21st TSC provides courtesy patrol for community
December 13, 2010
KAISERSLAUTERN, Germany - Executing the mission and taking care of Soldiers are two key tasks for all Army leaders. These tasks come with much responsibility and can be very hard to balance. But day after day leaders throughout the Army continue to work hard to make sure the Army's missions get accomplished and the Soldiers are taken care of.
In an effort to take care of Soldiers and show them that their leadership really cares, on and off duty, the command team from the 21st Theater Sustainment Command recently initiated a program called courtesy patrol.
The program was started to assist Soldiers and help create a better environment by ensuring Soldiers don't drink and drive and avoid altercations while out and about, enjoying their time off during the evenings.
"The courtesy patrol is a way to mitigate crimes in the community, help and assist Soldiers, and show the Soldiers that the leadership actually does care," said Command Sgt. Maj. James E. Spencer, the command sergeant major of the 21st TSC. "We are out there as engaged leaders, not law enforcement or anything like that. We are not out there to discipline Soldiers."
The courtesy patrol consists of several teams made up of noncommissioned officers and officers. Each team is assigned a different zone in Kaiserslautern where they patrol the numerous establishments in the late evenings and early mornings on weekends.
During their patrols, the teams ask Soldiers if they have a battle buddy, have they been drinking, have a plan to get home and if they need any assistance.
The courtesy patrols also try to assist with any confrontations they encounter that involve Soldiers and defuse those situations before they escalate and become serious.
"We want the Soldiers to have fun. We just don't want anyone to get in a vehicle and drive drunk, and we want to try to mitigate any conflicts before they happen," said Sgt. 1st Class Chgward A. Williams, the 21st TSC property management office noncommissioned officer in charge.

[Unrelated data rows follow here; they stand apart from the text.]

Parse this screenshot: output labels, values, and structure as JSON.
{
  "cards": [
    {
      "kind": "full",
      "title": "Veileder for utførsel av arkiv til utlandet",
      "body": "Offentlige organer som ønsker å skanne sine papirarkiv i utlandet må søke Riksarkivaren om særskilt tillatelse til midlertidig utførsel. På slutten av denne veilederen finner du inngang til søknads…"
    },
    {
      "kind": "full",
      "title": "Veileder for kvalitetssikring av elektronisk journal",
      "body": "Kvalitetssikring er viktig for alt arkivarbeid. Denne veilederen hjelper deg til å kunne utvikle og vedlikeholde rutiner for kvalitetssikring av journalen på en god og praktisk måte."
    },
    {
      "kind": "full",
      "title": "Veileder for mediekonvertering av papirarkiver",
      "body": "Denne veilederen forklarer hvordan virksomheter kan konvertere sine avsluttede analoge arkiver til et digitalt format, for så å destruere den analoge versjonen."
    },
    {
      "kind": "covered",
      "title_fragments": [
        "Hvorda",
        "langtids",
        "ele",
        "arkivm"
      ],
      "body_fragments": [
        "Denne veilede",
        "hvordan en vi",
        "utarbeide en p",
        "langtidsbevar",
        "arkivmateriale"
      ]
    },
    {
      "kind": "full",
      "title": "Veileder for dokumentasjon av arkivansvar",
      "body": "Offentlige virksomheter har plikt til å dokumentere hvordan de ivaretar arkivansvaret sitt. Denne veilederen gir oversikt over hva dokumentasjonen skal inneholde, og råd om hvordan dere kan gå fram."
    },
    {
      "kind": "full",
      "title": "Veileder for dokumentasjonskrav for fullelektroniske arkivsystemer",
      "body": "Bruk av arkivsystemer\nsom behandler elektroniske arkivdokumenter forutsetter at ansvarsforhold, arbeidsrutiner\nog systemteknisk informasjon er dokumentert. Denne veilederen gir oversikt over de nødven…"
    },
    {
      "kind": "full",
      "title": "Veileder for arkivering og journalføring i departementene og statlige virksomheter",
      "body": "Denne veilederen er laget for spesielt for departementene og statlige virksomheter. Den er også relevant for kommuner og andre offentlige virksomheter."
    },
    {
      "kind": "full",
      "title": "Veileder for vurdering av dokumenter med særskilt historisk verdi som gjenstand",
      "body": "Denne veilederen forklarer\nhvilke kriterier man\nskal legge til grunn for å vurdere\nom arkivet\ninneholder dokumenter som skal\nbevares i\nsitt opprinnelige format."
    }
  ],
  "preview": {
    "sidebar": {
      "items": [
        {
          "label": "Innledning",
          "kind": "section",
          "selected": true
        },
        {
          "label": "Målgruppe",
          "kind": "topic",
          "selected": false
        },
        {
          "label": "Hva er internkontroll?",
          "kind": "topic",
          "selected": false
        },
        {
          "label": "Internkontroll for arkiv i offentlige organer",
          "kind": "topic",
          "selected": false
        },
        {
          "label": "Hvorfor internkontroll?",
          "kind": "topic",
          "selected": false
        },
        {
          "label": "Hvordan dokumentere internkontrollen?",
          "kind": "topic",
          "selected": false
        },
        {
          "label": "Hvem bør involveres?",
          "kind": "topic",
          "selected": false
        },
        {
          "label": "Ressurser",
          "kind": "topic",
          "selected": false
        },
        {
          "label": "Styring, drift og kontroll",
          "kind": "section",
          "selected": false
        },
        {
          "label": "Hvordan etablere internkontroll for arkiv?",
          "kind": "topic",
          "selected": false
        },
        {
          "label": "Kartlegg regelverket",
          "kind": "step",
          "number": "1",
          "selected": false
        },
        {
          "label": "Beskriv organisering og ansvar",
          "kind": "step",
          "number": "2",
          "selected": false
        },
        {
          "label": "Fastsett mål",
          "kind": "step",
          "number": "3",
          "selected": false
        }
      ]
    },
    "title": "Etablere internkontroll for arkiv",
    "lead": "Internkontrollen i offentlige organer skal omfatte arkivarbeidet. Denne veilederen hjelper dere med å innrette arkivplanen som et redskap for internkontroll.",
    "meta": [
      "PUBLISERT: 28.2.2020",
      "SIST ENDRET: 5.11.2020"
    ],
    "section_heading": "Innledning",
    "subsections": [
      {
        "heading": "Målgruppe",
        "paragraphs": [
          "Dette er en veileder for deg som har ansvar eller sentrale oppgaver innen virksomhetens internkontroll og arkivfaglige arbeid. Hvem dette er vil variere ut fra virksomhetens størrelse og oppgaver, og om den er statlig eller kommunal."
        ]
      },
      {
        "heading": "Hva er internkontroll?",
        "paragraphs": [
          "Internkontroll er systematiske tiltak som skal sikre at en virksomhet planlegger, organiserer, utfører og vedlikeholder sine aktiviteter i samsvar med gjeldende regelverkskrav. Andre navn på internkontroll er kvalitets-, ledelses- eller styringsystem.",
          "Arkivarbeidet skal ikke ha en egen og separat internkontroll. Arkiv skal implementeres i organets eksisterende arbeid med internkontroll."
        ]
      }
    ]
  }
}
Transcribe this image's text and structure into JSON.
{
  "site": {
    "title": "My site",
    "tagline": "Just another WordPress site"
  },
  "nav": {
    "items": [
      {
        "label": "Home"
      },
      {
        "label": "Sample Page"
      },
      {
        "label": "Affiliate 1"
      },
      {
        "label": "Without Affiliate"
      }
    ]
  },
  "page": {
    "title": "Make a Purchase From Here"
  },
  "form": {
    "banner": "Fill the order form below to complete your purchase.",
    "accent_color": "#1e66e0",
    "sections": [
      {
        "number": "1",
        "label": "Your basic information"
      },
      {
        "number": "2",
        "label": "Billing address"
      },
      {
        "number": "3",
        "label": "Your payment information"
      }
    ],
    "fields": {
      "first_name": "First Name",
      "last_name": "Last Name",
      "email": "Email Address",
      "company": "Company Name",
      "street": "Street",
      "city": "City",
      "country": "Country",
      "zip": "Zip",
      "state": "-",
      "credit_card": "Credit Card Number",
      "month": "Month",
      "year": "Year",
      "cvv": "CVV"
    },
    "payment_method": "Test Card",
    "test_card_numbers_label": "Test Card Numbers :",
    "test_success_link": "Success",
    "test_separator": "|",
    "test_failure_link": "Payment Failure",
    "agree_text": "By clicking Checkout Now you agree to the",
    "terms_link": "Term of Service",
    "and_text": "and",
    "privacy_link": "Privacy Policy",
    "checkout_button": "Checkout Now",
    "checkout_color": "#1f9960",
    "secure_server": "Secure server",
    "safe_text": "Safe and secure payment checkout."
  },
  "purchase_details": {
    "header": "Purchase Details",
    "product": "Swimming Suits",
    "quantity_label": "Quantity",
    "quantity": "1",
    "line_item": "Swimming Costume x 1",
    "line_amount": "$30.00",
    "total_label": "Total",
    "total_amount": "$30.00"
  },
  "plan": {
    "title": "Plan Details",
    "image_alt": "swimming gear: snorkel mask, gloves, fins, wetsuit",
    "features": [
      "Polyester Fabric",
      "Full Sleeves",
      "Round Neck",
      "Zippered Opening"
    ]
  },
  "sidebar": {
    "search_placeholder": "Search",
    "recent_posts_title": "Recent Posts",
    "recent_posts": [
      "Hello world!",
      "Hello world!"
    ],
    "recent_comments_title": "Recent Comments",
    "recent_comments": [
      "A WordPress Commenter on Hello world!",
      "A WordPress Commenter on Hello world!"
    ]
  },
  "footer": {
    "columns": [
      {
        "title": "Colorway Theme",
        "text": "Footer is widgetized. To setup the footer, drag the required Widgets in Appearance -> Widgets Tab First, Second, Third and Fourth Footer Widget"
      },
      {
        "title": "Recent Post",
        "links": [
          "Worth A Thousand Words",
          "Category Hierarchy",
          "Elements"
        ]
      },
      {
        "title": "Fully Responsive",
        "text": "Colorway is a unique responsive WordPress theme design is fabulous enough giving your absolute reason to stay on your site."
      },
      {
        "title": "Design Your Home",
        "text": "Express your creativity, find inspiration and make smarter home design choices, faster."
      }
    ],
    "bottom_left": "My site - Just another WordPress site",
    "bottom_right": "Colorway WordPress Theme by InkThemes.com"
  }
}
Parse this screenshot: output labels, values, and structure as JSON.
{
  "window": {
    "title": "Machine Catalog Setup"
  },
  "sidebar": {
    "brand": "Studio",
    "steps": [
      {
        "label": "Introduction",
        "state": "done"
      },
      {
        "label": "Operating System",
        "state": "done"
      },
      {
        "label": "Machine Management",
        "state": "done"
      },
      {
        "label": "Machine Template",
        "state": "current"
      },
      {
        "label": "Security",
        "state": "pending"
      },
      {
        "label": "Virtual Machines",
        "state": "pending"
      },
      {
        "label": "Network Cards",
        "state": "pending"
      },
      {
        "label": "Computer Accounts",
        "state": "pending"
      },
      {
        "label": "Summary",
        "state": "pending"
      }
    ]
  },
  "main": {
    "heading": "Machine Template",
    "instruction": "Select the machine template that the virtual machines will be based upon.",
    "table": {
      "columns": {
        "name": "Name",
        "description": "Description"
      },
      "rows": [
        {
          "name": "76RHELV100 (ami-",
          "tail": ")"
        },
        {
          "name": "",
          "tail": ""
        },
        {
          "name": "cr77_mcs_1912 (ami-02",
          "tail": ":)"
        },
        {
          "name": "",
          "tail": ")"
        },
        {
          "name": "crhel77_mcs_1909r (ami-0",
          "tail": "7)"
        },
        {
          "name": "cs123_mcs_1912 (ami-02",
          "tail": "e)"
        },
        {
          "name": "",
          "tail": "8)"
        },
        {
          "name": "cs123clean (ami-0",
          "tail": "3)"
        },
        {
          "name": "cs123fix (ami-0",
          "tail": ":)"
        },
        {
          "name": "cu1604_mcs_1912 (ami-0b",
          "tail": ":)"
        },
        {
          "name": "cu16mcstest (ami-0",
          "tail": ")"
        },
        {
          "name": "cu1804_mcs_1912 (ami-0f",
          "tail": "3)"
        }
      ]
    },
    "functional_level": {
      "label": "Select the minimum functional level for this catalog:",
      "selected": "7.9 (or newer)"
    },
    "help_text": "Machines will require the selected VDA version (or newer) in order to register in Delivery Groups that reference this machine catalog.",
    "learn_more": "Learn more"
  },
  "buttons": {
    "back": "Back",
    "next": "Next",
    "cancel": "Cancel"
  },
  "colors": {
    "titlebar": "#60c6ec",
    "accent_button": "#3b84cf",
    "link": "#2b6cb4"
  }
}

The program was started several months ago with all the sergeants major from the 21st TSC conducting the courtesy patrols. Once the initial introduction of the program was established with the Soldiers out there and the community was aware, master sergeants and sergeants first class were incorporated until eventually all noncommissioned officers and junior officers were added.
"We started with the sergeants major because we wanted to teach people first and then work our way down the ranks," said Spencer. "We also wanted to condition the population and the local community to understand how to deal with us. We wanted to show them why we are there and the benefits of our presence."
In the last three or four months, the courtesy patrol has documented more than 60 incidents where they have intercepted, helped and assisted Soldiers in getting home safely by ensuring they are traveling with a designated driver, helping them catch a cab or providing them with a ride home.
According to military investigators, since the program began they have seen a decrease in Soldiers driving under the influence of alcohol as well as assaults and other incidents.
"We have been getting a lot of support from leaders, Soldiers and vendors or owners of establishments throughout the community," said Williams. "The Soldiers have expressed their appreciation of the courtesy patrol being out there and assisting them."
"We have heard nothing but good things from the vendors and owners. They actually welcome us because they know that their establishment doesn't get broken up by fights, and there are less DUIs coming out of their facilities," said Spencer. "The fact that they are welcoming us as an alternative means for keeping the peace means we are making a difference."
According to Spencer, the 21st TSC command team plans to continue the program and to take this program model and spread it throughout the entire 21st TSC footprint.
"Understanding the environment in which your Soldiers are in is a good thing for leaders, and conversely it works for the Soldiers as well," said Spencer. "If a Soldier sees their leaders out and about, they actually understand that the leaders really care."
"We are noncommissioned officers, we are officers, we are leaders and we are leaders 24-7," said Williams. "If it takes for us to go out and assist the Soldiers then we will do that just to show them that we are here for them and that we care."
Leadership engagement is the only way we are going to mitigate all the challenges we are having across our formations and the courtesy patrol is just one way of doing that, said Spencer.